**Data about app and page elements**
────────────────────

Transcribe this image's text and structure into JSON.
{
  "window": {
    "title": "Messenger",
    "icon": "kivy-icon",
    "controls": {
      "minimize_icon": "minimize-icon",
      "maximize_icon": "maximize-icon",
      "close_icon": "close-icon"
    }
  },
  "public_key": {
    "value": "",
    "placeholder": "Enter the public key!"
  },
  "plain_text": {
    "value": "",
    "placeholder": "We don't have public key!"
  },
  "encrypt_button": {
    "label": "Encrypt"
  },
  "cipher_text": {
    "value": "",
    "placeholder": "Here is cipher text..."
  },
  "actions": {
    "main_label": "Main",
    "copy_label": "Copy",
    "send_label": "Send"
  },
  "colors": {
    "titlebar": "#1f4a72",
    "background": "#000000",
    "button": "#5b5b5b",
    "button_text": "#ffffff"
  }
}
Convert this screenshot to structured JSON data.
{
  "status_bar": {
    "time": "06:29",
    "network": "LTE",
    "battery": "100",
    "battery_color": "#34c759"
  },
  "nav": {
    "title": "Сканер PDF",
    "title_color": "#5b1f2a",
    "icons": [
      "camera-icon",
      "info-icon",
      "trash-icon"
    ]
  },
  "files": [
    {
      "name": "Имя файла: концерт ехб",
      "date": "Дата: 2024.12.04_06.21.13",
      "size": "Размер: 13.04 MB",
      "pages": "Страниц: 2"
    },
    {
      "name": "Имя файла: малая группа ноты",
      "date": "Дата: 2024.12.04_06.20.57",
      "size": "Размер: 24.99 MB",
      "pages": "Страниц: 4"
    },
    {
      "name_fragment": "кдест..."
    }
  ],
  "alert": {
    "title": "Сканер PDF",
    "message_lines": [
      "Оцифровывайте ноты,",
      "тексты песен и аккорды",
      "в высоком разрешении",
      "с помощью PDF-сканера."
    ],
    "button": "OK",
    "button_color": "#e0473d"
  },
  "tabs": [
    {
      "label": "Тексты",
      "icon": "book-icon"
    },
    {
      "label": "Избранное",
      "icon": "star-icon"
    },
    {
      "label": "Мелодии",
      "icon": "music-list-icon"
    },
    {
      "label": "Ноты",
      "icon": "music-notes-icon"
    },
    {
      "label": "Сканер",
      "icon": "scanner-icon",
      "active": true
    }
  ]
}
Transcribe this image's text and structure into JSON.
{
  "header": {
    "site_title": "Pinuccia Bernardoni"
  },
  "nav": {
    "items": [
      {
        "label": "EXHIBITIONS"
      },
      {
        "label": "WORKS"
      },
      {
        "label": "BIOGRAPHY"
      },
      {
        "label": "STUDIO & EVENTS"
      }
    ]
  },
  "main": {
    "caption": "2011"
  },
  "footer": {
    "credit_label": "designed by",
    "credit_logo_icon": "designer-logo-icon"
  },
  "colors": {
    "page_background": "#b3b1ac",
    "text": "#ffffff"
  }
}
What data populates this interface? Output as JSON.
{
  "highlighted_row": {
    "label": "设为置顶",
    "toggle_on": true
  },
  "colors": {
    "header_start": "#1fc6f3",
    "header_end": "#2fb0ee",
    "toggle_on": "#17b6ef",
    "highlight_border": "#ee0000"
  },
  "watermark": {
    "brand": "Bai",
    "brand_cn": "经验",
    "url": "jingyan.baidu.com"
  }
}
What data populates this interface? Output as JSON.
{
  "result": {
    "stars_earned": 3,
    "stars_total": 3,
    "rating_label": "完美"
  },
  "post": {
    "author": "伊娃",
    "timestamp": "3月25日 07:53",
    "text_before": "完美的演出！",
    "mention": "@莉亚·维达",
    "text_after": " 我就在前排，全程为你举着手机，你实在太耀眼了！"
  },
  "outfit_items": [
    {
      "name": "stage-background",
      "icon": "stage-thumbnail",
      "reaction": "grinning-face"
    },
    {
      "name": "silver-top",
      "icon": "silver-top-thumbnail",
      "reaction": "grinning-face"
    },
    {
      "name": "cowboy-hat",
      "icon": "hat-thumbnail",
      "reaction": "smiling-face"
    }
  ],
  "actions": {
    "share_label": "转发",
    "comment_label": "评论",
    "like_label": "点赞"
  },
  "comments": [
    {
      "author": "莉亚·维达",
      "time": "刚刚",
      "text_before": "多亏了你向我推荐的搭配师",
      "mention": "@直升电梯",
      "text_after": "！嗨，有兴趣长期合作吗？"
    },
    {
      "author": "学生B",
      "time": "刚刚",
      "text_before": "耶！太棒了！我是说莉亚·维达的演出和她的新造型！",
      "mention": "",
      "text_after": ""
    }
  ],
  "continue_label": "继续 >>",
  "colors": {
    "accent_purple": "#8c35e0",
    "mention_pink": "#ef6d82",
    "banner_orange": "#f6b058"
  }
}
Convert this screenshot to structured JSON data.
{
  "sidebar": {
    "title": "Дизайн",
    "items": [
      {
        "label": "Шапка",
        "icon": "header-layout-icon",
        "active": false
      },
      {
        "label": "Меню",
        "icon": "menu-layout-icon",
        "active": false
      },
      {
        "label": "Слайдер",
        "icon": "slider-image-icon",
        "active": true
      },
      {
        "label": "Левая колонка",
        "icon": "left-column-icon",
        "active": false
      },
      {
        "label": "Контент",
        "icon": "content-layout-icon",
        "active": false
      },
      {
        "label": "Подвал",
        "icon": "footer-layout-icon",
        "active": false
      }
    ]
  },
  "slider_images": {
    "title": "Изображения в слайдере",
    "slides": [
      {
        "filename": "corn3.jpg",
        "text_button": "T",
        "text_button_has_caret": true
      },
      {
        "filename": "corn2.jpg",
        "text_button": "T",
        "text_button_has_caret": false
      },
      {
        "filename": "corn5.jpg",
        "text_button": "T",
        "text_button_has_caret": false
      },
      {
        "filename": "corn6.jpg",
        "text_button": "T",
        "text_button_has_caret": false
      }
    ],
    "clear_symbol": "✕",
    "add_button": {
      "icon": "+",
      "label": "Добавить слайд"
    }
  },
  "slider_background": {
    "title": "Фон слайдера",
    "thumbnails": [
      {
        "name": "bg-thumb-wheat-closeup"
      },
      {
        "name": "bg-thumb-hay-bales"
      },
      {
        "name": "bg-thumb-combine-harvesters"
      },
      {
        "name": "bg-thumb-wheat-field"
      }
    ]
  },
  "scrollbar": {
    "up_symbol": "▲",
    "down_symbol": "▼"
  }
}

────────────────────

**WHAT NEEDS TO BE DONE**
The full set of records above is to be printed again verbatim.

**OUTPUT FOR THIS TASK**
Transcribe this image's text and structure into JSON.
{
  "window": {
    "title": "Messenger",
    "icon": "kivy-icon",
    "controls": {
      "minimize_icon": "minimize-icon",
      "maximize_icon": "maximize-icon",
      "close_icon": "close-icon"
    }
  },
  "public_key": {
    "value": "",
    "placeholder": "Enter the public key!"
  },
  "plain_text": {
    "value": "",
    "placeholder": "We don't have public key!"
  },
  "encrypt_button": {
    "label": "Encrypt"
  },
  "cipher_text": {
    "value": "",
    "placeholder": "Here is cipher text..."
  },
  "actions": {
    "main_label": "Main",
    "copy_label": "Copy",
    "send_label": "Send"
  },
  "colors": {
    "titlebar": "#1f4a72",
    "background": "#000000",
    "button": "#5b5b5b",
    "button_text": "#ffffff"
  }
}
Convert this screenshot to structured JSON data.
{
  "status_bar": {
    "time": "06:29",
    "network": "LTE",
    "battery": "100",
    "battery_color": "#34c759"
  },
  "nav": {
    "title": "Сканер PDF",
    "title_color": "#5b1f2a",
    "icons": [
      "camera-icon",
      "info-icon",
      "trash-icon"
    ]
  },
  "files": [
    {
      "name": "Имя файла: концерт ехб",
      "date": "Дата: 2024.12.04_06.21.13",
      "size": "Размер: 13.04 MB",
      "pages": "Страниц: 2"
    },
    {
      "name": "Имя файла: малая группа ноты",
      "date": "Дата: 2024.12.04_06.20.57",
      "size": "Размер: 24.99 MB",
      "pages": "Страниц: 4"
    },
    {
      "name_fragment": "кдест..."
    }
  ],
  "alert": {
    "title": "Сканер PDF",
    "message_lines": [
      "Оцифровывайте ноты,",
      "тексты песен и аккорды",
      "в высоком разрешении",
      "с помощью PDF-сканера."
    ],
    "button": "OK",
    "button_color": "#e0473d"
  },
  "tabs": [
    {
      "label": "Тексты",
      "icon": "book-icon"
    },
    {
      "label": "Избранное",
      "icon": "star-icon"
    },
    {
      "label": "Мелодии",
      "icon": "music-list-icon"
    },
    {
      "label": "Ноты",
      "icon": "music-notes-icon"
    },
    {
      "label": "Сканер",
      "icon": "scanner-icon",
      "active": true
    }
  ]
}
Transcribe this image's text and structure into JSON.
{
  "header": {
    "site_title": "Pinuccia Bernardoni"
  },
  "nav": {
    "items": [
      {
        "label": "EXHIBITIONS"
      },
      {
        "label": "WORKS"
      },
      {
        "label": "BIOGRAPHY"
      },
      {
        "label": "STUDIO & EVENTS"
      }
    ]
  },
  "main": {
    "caption": "2011"
  },
  "footer": {
    "credit_label": "designed by",
    "credit_logo_icon": "designer-logo-icon"
  },
  "colors": {
    "page_background": "#b3b1ac",
    "text": "#ffffff"
  }
}
What data populates this interface? Output as JSON.
{
  "highlighted_row": {
    "label": "设为置顶",
    "toggle_on": true
  },
  "colors": {
    "header_start": "#1fc6f3",
    "header_end": "#2fb0ee",
    "toggle_on": "#17b6ef",
    "highlight_border": "#ee0000"
  },
  "watermark": {
    "brand": "Bai",
    "brand_cn": "经验",
    "url": "jingyan.baidu.com"
  }
}
What data populates this interface? Output as JSON.
{
  "result": {
    "stars_earned": 3,
    "stars_total": 3,
    "rating_label": "完美"
  },
  "post": {
    "author": "伊娃",
    "timestamp": "3月25日 07:53",
    "text_before": "完美的演出！",
    "mention": "@莉亚·维达",
    "text_after": " 我就在前排，全程为你举着手机，你实在太耀眼了！"
  },
  "outfit_items": [
    {
      "name": "stage-background",
      "icon": "stage-thumbnail",
      "reaction": "grinning-face"
    },
    {
      "name": "silver-top",
      "icon": "silver-top-thumbnail",
      "reaction": "grinning-face"
    },
    {
      "name": "cowboy-hat",
      "icon": "hat-thumbnail",
      "reaction": "smiling-face"
    }
  ],
  "actions": {
    "share_label": "转发",
    "comment_label": "评论",
    "like_label": "点赞"
  },
  "comments": [
    {
      "author": "莉亚·维达",
      "time": "刚刚",
      "text_before": "多亏了你向我推荐的搭配师",
      "mention": "@直升电梯",
      "text_after": "！嗨，有兴趣长期合作吗？"
    },
    {
      "author": "学生B",
      "time": "刚刚",
      "text_before": "耶！太棒了！我是说莉亚·维达的演出和她的新造型！",
      "mention": "",
      "text_after": ""
    }
  ],
  "continue_label": "继续 >>",
  "colors": {
    "accent_purple": "#8c35e0",
    "mention_pink": "#ef6d82",
    "banner_orange": "#f6b058"
  }
}
Convert this screenshot to structured JSON data.
{
  "sidebar": {
    "title": "Дизайн",
    "items": [
      {
        "label": "Шапка",
        "icon": "header-layout-icon",
        "active": false
      },
      {
        "label": "Меню",
        "icon": "menu-layout-icon",
        "active": false
      },
      {
        "label": "Слайдер",
        "icon": "slider-image-icon",
        "active": true
      },
      {
        "label": "Левая колонка",
        "icon": "left-column-icon",
        "active": false
      },
      {
        "label": "Контент",
        "icon": "content-layout-icon",
        "active": false
      },
      {
        "label": "Подвал",
        "icon": "footer-layout-icon",
        "active": false
      }
    ]
  },
  "slider_images": {
    "title": "Изображения в слайдере",
    "slides": [
      {
        "filename": "corn3.jpg",
        "text_button": "T",
        "text_button_has_caret": true
      },
      {
        "filename": "corn2.jpg",
        "text_button": "T",
        "text_button_has_caret": false
      },
      {
        "filename": "corn5.jpg",
        "text_button": "T",
        "text_button_has_caret": false
      },
      {
        "filename": "corn6.jpg",
        "text_button": "T",
        "text_button_has_caret": false
      }
    ],
    "clear_symbol": "✕",
    "add_button": {
      "icon": "+",
      "label": "Добавить слайд"
    }
  },
  "slider_background": {
    "title": "Фон слайдера",
    "thumbnails": [
      {
        "name": "bg-thumb-wheat-closeup"
      },
      {
        "name": "bg-thumb-hay-bales"
      },
      {
        "name": "bg-thumb-combine-harvesters"
      },
      {
        "name": "bg-thumb-wheat-field"
      }
    ]
  },
  "scrollbar": {
    "up_symbol": "▲",
    "down_symbol": "▼"
  }
}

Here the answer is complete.